As Steven Moffat always propounds, a little too much, Doctor Who‘s a show about change. And time for change it is. So the Experience ends with its second and final Doctor. Concept experiences remain strong, perhaps stronger now than when this Who-shaped adventure opened – certainly in London. In Cardiff, although filled by the promotion surrounding its final summer, its shelf-life was apparent. A root around the Experience merchandise shop highlighted that. Pride of place fell to the new Mr Men tie-in range, but everything else felt flat and familiar. It’s a luxury for the brand, where every T-shirt, DVD and mug once gleamed new.

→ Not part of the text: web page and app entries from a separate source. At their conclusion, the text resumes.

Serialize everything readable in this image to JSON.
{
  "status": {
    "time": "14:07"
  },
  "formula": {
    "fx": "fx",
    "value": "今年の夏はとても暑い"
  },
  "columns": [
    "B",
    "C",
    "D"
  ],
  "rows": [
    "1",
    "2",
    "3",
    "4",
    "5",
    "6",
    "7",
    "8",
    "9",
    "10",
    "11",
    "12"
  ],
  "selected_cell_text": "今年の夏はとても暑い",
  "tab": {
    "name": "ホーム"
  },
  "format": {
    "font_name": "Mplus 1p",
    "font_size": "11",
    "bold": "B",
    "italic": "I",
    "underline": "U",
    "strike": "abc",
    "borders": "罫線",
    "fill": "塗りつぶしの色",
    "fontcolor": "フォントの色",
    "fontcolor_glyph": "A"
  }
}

The trick remains in the exhibition that follows the tour, wonderful, expansive and still continually updating, it’s a far cry from the crawl in-between zygons and krynoids at Longleat or past Cassandra on Brighton Pier. The fad for the Experience is likely to stick and develop. Doctor Who and BBC Worldwide will return to the theme. But as contrary and awkward as the show it celebrates, it’s the exhibition that retains the ageless class, and demonstrates that the gripes above hardly matter. Unlike the walkthrough, it’s a photographers’ dream. Doctor Who Experiences are a treasure. And I’ll miss these unscripted trips to the past. Until the next time. The next Experience.